The Oxford Dictionary defines religion as “the belief in and worship of a superhuman controlling power, especially a personal God or gods” and spirituality as “the quality of being concerned with the human spirit or soul as opposed to material or physical things”. Yet religion often teaches about the soul and rejection of an excess of material goods, and spirituality can consist of beliefs.
Religion and spirituality are not at odds with each other and have areas of historic and doctrinal overlap. However, as it is understood today, spirituality gives the individual autonomy over his or her interpretation of the soul or spirit, whereas religion implies participation in a communal practice and interpretation of divine belief and worship.
An easy way to differentiate between the two today is via structure. Religion typically has set creeds and teachings, a long history of scholars and texts and clear leadership. Religion places an emphasis on communal gathering, communities of faith that organize around a shared belief. It requires membership and embodies practices and beliefs shaped over the course of history. Although it can vary widely between groups, religion often has some sort of leadership structure – whether within a specific and local community of believers, or a global structure similar such as the Roman Catholic Church.
Spirituality gives the individual autonomy over his or her interpretation of the soul or spirit, whereas religion implies participation in a communal practice and interpretation of divine belief and worship.
It should be noted that many religious traditions contain a “spiritual” element to them. For example, in Christianity the Holy Spirit is one part of the Holy Trinity. In Islam, a strong mystical tradition can be found in Sufism; in Judaism, one can look at Kabbalah.
An easy way to differentiate between the two today is via structure. Religion requires membership and embodies practices and beliefs shaped over the course of history.
Today, many people often speak of spirituality as a personal self journey that connects one with a deeper meaning, without the clearer and more rigid boundaries of institutional religion. Spirituality can be thought about as a market-based system of “religious” consumerism, with individuals piecing together a mosaic of religious and secular teachings and philosophies to better one’s own non-material life. This often coopts religious practices or beliefs, with Christianity and Buddhism often combined in the West. Since the individual is the sole actor for this interpretation of spirituality, there is no leadership structure or communal gathering.
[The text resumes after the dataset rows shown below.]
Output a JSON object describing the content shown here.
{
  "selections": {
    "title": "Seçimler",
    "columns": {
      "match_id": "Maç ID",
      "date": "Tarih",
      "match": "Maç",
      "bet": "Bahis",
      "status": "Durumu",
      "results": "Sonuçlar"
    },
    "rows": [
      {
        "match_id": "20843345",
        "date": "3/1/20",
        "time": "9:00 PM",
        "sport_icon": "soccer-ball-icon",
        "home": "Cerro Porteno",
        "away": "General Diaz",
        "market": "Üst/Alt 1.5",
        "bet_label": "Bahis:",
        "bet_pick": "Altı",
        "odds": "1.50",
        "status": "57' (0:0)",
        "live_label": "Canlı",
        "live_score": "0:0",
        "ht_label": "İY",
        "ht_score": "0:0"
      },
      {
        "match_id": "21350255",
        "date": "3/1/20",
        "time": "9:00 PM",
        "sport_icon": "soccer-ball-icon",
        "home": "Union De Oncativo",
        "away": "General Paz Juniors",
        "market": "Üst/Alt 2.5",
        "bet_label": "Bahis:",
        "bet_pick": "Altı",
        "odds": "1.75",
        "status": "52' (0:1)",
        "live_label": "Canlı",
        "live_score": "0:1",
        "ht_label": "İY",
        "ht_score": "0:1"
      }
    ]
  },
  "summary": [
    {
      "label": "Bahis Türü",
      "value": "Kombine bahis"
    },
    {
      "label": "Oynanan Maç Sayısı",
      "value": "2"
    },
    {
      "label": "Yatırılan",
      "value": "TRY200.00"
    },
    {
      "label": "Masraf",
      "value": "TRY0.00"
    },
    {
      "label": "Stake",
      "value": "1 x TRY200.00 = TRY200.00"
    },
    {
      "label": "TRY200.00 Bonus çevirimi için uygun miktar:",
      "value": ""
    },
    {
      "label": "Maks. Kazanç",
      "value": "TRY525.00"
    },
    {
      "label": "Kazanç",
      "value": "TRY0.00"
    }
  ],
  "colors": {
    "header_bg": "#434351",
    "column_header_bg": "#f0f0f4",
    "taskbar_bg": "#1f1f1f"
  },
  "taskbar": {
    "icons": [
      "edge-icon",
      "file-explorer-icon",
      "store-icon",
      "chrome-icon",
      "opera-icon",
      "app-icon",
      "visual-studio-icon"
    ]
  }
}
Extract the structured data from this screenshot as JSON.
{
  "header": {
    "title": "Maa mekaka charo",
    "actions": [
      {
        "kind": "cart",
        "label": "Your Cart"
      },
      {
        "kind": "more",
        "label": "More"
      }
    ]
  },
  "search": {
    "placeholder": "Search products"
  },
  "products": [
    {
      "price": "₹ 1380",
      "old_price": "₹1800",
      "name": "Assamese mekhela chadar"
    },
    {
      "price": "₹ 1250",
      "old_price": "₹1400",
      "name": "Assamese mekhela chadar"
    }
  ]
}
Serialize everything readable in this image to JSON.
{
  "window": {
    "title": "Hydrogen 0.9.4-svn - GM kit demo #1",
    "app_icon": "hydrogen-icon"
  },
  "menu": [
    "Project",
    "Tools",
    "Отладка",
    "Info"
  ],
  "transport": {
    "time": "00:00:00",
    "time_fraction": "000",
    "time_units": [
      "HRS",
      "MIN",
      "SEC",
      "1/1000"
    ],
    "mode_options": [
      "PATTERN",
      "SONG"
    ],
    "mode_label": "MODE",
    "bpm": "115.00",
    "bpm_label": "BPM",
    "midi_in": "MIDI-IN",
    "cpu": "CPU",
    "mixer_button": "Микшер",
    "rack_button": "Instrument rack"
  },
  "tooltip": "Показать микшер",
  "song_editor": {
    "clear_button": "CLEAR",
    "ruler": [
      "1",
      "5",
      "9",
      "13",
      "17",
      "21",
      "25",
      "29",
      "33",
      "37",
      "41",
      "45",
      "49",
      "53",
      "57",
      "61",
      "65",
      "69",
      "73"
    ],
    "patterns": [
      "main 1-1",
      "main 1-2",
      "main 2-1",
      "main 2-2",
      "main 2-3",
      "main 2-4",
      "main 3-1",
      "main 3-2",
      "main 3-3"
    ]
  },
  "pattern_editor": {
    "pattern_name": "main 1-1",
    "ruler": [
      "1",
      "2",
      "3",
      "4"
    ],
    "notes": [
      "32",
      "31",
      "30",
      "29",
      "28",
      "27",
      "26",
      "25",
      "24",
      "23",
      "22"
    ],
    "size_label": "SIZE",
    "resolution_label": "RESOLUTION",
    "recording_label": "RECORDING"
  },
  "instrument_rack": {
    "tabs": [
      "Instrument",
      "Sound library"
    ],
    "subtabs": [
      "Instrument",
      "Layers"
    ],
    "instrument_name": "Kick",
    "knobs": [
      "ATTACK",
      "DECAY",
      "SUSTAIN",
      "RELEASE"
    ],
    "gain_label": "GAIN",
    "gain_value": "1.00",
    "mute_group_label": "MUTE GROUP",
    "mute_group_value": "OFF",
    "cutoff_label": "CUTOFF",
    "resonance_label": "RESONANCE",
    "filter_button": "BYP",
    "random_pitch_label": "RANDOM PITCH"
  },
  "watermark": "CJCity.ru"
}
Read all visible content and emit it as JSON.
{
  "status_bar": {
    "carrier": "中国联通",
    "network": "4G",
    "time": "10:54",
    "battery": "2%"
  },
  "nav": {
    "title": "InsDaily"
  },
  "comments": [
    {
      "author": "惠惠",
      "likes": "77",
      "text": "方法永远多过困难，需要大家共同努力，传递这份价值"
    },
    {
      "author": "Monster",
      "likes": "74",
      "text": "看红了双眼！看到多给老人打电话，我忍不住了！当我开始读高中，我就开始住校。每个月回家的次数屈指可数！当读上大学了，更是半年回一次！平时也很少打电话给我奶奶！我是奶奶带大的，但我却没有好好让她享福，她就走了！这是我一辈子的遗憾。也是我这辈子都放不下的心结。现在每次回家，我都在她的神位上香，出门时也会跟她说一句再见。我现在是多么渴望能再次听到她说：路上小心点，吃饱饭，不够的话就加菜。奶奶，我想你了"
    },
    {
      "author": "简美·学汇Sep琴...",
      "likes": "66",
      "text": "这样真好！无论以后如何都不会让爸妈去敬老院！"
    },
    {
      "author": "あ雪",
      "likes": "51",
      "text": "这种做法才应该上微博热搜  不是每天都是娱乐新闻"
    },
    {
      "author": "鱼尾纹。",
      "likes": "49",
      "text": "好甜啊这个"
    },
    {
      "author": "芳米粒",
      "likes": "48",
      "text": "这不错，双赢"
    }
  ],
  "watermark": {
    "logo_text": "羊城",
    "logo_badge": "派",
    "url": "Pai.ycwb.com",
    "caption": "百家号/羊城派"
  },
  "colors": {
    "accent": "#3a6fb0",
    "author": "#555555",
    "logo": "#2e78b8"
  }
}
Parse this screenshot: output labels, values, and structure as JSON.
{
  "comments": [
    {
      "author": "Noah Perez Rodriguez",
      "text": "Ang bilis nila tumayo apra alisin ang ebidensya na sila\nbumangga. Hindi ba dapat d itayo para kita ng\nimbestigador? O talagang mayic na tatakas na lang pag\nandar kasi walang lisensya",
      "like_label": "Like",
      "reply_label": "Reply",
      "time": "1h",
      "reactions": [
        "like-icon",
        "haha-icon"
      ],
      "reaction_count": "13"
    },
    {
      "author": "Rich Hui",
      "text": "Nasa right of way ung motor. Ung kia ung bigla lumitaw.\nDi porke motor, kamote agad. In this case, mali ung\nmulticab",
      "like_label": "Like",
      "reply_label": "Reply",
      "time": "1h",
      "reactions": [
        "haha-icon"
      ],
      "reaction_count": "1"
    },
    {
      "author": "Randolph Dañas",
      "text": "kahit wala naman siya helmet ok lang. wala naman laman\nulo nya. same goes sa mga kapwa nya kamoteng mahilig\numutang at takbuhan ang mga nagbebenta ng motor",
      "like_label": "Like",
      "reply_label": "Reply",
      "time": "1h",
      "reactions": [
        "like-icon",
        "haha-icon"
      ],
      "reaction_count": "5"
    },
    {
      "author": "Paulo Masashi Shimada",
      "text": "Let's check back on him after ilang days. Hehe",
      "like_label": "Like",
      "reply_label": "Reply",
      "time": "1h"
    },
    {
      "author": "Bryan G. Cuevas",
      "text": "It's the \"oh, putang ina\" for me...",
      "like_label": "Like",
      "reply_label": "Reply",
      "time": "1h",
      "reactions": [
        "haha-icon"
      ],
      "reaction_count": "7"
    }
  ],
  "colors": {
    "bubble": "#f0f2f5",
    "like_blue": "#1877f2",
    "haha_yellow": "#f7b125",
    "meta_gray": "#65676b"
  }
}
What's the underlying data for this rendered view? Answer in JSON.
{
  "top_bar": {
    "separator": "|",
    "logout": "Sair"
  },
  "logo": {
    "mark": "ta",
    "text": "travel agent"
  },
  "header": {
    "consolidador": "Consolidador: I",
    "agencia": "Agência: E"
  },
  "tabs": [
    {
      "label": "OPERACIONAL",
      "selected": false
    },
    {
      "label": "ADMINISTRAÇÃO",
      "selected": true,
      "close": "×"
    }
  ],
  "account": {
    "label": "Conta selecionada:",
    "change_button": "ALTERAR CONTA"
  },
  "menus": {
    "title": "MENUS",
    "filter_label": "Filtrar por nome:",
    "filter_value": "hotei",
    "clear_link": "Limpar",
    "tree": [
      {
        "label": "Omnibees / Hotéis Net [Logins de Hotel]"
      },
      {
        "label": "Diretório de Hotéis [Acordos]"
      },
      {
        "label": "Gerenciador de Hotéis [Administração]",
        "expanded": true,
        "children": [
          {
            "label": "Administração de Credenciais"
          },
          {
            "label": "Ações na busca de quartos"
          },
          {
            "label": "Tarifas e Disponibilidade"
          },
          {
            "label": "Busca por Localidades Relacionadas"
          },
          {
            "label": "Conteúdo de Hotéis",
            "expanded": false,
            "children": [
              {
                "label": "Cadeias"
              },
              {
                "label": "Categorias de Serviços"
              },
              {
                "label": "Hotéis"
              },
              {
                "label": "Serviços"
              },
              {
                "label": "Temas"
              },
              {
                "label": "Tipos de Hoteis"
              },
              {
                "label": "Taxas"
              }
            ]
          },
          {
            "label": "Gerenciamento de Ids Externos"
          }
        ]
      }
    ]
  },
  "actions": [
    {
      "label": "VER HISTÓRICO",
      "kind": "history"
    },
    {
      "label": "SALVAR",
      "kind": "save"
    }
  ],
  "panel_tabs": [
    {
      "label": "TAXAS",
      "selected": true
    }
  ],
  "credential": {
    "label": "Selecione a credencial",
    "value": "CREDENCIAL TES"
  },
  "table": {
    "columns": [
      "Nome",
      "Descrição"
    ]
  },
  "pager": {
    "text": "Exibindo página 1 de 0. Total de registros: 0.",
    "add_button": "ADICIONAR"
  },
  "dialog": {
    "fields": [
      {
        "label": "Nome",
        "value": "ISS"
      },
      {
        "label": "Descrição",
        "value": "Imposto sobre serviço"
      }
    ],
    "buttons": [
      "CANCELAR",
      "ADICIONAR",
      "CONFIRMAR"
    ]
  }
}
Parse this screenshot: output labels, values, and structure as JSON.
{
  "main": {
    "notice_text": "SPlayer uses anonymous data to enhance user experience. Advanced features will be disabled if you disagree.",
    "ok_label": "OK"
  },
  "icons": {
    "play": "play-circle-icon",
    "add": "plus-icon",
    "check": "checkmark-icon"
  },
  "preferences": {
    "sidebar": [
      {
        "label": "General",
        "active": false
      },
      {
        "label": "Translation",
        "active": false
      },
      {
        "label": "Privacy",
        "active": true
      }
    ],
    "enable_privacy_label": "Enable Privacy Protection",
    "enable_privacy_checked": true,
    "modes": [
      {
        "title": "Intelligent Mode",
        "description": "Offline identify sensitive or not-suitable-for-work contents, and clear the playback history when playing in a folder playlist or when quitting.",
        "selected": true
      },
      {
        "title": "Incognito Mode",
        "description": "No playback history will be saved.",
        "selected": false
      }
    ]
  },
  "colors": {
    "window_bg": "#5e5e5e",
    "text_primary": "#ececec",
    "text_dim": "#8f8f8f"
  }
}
The difference between religion and spirituality is an important question and one that will only continue to be asked more and more. The line between the two is blurred, but I have found the most helpful distinction between the two is by seeing who has the agency to create meaning making for life beyond the material – is it a specific community of people and teachings, or is it left to the autonomy of the individual?